Taxation of Capital Assets:
Real Estate Transactions: The Act governs the taxation of real estate transactions, including property sales and rental income. Capital gains tax applies when property is sold, with provisions for exemptions in specific cases.
Securities Transactions: Income arising from the sale of stocks, bonds, and other securities is subject to taxation. The Act distinguishes between short-term and long-term capital gains, with different tax rates and exemptions.
Double Taxation Avoidance Agreements (DTAA): India has entered into DTAA with numerous countries to avoid double taxation of income. These agreements provide relief to taxpayers by specifying rules for taxing income earned in both countries.
Advance Pricing Agreements (APAs): To provide certainty and clarity in transfer pricing matters, the Act allows taxpayers to enter into APAs with the tax authorities, establishing the arm’s length price for their international transactions in advance.
Tax Litigation and Dispute Resolution:
Appellate Mechanisms: The Act establishes various appellate authorities, such as the Income Tax Appellate Tribunal (ITAT), Commissioner of Income Tax (Appeals), and High Courts, to adjudicate tax disputes. Taxpayers have the right to appeal against adverse decisions of tax authorities.
Alternative Dispute Resolution (ADR): In recent years, the government has introduced ADR mechanisms like the Vivad se Vishwas Scheme to reduce the backlog of tax disputes and provide a quicker resolution to taxpayers.

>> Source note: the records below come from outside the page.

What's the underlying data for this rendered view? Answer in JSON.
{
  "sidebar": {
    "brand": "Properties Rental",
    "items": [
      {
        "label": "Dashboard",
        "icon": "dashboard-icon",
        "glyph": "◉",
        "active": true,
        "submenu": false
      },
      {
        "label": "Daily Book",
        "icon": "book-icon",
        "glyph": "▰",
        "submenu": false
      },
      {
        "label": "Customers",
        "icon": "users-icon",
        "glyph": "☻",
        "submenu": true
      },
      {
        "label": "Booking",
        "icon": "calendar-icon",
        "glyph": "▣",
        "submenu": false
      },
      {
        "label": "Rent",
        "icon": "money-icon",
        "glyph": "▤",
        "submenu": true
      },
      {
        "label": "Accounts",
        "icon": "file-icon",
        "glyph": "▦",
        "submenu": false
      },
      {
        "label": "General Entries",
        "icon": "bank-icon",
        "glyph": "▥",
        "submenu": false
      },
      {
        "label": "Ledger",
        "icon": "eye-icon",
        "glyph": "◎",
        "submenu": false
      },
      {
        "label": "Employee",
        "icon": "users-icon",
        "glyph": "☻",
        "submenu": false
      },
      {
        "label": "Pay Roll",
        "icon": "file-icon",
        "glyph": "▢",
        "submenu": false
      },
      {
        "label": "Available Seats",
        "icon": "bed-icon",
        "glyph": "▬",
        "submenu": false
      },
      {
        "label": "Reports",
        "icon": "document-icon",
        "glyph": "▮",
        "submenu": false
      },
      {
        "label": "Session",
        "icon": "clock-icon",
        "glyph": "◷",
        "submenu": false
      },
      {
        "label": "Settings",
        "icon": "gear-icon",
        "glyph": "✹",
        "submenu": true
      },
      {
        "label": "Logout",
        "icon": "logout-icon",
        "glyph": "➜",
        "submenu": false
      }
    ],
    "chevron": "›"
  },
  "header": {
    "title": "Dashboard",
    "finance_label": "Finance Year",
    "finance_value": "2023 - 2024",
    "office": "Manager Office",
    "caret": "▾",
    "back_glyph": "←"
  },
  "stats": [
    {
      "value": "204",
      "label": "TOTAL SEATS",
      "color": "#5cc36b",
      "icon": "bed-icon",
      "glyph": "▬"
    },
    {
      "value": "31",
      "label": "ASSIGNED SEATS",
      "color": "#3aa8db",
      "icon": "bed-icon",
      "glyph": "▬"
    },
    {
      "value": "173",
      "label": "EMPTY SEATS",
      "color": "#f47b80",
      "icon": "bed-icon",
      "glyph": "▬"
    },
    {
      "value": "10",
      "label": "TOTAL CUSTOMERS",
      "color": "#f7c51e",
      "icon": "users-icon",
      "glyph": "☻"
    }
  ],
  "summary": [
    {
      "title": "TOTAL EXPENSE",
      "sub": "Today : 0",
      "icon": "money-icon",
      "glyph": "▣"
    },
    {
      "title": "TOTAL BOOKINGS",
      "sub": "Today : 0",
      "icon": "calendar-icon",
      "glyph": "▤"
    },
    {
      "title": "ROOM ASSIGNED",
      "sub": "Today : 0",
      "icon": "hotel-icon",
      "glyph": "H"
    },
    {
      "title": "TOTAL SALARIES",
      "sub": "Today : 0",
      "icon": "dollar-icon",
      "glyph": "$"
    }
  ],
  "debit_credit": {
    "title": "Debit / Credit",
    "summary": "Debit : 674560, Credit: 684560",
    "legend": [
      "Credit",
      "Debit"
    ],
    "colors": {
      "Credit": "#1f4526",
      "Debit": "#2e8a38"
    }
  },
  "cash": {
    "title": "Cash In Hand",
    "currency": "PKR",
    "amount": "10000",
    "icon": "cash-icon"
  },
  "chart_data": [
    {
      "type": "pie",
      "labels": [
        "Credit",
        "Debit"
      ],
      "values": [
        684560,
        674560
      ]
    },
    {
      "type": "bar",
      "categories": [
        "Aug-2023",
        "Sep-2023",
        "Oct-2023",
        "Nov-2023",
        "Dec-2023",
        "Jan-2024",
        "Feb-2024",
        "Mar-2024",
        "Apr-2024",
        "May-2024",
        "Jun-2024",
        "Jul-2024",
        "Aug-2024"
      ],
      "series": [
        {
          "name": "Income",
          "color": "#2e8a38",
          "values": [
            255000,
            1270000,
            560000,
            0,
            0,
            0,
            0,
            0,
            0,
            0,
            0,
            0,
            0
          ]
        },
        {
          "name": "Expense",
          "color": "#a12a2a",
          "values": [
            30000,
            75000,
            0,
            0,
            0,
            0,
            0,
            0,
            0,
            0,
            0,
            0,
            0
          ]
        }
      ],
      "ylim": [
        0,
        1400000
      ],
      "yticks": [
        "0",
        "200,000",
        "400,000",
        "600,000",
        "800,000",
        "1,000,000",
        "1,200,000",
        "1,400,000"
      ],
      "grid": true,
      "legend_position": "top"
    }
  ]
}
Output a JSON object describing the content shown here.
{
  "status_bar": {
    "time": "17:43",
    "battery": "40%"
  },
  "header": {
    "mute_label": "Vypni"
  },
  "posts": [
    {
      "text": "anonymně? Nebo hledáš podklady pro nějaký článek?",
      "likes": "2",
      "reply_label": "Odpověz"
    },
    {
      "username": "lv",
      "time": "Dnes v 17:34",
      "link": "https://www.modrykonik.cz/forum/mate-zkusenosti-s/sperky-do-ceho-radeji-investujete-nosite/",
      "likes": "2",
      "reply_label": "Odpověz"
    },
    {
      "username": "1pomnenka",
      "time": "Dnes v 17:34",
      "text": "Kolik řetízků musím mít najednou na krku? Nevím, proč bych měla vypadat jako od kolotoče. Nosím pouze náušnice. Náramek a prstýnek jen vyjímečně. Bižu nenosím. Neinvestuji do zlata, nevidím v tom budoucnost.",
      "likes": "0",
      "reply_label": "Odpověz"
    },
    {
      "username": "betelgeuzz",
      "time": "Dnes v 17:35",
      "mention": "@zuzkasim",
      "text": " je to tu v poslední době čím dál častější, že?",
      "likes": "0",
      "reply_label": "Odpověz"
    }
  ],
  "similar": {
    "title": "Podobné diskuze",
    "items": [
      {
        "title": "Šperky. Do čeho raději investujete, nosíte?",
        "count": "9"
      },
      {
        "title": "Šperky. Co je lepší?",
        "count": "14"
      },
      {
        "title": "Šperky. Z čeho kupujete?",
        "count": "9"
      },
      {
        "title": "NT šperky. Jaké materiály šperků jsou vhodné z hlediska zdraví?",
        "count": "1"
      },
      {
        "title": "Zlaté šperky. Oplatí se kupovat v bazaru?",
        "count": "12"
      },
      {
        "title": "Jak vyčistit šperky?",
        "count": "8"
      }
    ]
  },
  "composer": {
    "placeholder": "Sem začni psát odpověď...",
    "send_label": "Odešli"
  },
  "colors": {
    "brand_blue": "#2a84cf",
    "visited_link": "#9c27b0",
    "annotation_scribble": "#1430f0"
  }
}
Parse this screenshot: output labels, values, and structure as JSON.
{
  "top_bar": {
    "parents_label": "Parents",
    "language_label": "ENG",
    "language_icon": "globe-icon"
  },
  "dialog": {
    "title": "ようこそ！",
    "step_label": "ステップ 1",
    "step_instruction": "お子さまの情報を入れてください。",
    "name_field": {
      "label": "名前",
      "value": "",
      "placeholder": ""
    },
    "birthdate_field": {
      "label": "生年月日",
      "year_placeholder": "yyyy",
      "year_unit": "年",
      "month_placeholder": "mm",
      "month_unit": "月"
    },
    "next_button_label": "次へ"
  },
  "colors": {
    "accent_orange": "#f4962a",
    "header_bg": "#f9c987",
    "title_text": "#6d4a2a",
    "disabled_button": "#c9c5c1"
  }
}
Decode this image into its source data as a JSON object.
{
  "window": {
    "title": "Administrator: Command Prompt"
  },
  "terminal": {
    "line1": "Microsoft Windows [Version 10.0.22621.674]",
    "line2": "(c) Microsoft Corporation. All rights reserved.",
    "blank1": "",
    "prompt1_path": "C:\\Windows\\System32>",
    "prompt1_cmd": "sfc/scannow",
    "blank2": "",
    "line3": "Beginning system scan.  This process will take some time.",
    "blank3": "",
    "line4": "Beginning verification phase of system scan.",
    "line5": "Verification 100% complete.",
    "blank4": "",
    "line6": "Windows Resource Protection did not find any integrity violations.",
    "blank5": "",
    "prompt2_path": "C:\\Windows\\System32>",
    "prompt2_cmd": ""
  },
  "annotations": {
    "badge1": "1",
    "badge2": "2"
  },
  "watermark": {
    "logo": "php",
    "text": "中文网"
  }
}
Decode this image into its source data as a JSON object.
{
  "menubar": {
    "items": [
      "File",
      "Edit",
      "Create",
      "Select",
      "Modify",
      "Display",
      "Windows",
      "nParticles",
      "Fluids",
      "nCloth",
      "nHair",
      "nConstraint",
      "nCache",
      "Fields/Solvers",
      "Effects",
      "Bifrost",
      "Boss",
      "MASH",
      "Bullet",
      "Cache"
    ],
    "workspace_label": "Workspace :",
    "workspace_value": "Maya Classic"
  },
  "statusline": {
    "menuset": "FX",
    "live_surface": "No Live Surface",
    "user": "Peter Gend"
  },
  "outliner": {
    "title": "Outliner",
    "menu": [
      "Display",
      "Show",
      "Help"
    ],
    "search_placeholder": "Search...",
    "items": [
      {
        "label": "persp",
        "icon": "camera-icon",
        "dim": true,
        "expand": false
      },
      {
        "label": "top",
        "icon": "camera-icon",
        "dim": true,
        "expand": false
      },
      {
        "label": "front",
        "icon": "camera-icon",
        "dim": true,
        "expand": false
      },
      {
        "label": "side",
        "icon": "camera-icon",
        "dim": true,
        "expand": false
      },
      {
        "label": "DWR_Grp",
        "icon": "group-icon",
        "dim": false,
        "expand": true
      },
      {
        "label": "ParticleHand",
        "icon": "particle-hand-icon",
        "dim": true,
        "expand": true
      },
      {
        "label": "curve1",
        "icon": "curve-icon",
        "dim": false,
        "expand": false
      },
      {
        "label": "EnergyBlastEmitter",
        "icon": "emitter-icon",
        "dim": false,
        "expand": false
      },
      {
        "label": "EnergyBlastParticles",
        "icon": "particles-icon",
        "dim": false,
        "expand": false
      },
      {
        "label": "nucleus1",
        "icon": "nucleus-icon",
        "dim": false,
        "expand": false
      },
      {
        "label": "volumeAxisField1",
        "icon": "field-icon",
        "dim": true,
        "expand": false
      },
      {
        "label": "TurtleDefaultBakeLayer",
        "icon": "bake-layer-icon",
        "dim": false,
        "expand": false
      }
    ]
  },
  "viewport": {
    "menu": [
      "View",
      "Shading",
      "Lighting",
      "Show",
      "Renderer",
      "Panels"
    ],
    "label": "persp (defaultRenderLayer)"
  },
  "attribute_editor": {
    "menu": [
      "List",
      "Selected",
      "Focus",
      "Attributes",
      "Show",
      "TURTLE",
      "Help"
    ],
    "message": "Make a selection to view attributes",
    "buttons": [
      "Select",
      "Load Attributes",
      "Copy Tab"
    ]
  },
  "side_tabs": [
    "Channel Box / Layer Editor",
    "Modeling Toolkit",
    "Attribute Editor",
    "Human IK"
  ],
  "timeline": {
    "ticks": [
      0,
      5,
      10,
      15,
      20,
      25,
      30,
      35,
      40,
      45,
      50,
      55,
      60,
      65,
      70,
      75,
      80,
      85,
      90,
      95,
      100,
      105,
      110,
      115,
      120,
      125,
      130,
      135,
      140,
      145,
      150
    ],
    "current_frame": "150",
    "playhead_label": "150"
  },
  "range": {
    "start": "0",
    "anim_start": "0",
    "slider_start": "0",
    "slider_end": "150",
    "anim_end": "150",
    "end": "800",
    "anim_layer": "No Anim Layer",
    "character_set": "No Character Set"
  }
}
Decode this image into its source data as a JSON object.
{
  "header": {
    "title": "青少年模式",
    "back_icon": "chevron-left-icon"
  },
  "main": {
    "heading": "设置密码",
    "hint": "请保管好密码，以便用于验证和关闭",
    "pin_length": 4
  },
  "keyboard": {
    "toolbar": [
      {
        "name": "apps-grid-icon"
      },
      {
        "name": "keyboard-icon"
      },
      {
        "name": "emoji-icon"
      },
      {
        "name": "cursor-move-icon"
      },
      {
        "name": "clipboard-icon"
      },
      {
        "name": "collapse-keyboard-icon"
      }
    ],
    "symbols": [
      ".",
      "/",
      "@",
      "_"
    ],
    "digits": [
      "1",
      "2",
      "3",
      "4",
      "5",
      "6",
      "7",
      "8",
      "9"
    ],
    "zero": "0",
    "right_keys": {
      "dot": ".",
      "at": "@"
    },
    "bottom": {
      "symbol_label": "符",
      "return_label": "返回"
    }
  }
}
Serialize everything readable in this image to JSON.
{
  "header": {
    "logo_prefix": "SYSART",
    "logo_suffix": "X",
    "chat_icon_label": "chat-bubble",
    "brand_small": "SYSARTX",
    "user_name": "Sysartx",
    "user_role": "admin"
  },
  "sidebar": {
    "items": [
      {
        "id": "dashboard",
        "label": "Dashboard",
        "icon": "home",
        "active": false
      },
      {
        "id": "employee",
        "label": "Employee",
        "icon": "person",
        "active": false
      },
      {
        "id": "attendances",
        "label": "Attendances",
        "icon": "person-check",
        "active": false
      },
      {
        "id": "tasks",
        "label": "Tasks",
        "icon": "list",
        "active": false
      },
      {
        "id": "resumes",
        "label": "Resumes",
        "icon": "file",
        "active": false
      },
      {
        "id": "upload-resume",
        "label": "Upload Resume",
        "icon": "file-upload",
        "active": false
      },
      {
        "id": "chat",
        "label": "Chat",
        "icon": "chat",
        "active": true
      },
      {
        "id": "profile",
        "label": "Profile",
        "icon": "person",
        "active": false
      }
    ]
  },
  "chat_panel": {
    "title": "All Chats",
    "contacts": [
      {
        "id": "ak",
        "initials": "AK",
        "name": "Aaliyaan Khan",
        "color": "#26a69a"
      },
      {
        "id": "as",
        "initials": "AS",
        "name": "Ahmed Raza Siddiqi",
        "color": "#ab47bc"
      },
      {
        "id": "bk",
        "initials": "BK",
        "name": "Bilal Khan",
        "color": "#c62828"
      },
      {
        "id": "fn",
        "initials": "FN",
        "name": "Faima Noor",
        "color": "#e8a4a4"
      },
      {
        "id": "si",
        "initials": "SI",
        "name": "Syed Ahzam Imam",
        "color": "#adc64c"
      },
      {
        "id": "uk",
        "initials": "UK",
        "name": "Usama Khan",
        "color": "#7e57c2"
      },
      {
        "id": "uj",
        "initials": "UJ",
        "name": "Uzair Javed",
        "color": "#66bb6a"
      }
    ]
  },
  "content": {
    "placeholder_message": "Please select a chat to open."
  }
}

In conclusion, the Income-Tax Act, 1961, is a comprehensive piece of legislation that significantly influences India’s fiscal policies, revenue collection, and economic growth. It governs various aspects of taxation, including income computation, tax planning, compliance, and dispute resolution. Staying informed about its provisions and seeking professional advice when needed is essential for individuals and businesses to navigate India’s taxation landscape effectively. Additionally, periodic updates and amendments to the Act reflect the government’s commitment to adapting tax laws to the changing economic environment.